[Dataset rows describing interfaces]
══════════

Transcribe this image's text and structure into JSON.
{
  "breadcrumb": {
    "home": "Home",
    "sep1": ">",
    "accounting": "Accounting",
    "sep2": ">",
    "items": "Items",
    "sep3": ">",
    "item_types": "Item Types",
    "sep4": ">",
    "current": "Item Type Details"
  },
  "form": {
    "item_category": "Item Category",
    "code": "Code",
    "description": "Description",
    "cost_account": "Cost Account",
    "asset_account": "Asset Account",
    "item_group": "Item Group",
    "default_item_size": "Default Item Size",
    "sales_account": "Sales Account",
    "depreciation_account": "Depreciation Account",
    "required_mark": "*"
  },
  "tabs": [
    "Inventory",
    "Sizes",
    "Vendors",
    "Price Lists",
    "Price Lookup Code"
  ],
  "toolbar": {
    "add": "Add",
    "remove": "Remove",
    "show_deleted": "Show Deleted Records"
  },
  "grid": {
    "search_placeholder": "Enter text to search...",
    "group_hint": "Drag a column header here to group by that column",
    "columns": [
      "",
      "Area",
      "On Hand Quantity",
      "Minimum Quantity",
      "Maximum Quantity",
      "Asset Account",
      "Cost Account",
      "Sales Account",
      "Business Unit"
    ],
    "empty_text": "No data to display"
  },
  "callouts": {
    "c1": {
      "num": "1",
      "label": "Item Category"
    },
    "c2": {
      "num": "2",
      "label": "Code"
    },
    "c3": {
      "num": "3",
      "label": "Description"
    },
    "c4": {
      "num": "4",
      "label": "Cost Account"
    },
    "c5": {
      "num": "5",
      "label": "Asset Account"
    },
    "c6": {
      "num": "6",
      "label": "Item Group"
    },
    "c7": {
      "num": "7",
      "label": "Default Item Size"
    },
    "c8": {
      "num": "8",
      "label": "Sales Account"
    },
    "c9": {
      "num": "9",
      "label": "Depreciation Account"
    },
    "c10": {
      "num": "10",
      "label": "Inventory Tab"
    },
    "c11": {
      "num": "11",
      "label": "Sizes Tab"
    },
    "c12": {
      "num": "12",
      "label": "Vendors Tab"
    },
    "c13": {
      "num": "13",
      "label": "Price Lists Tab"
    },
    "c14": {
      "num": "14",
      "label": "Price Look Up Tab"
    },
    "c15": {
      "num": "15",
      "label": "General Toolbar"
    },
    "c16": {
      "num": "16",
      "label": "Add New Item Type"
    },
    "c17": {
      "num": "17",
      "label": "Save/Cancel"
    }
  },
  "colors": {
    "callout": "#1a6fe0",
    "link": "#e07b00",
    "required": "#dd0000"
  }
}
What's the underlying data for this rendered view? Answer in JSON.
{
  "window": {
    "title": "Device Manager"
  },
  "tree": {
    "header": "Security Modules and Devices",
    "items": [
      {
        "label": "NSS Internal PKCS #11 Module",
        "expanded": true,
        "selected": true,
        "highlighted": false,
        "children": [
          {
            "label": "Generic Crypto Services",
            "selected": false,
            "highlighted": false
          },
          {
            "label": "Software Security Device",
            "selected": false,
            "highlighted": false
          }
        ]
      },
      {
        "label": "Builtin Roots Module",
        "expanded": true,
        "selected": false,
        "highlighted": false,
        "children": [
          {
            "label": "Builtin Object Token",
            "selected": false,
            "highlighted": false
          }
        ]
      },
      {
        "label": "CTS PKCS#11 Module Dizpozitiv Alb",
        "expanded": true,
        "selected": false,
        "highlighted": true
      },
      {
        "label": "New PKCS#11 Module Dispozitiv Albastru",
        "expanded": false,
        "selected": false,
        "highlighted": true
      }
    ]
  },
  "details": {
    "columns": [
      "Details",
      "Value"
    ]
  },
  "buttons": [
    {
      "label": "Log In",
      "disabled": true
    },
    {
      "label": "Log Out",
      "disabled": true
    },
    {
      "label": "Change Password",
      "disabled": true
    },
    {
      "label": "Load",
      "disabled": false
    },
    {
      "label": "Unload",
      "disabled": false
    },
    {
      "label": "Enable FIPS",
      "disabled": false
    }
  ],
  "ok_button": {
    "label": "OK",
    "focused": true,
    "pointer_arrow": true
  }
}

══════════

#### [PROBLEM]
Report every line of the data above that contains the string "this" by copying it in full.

#### [TASK OUTPUT]
Transcribe this image's text and structure into JSON.
What's the underlying data for this rendered view? Answer in JSON.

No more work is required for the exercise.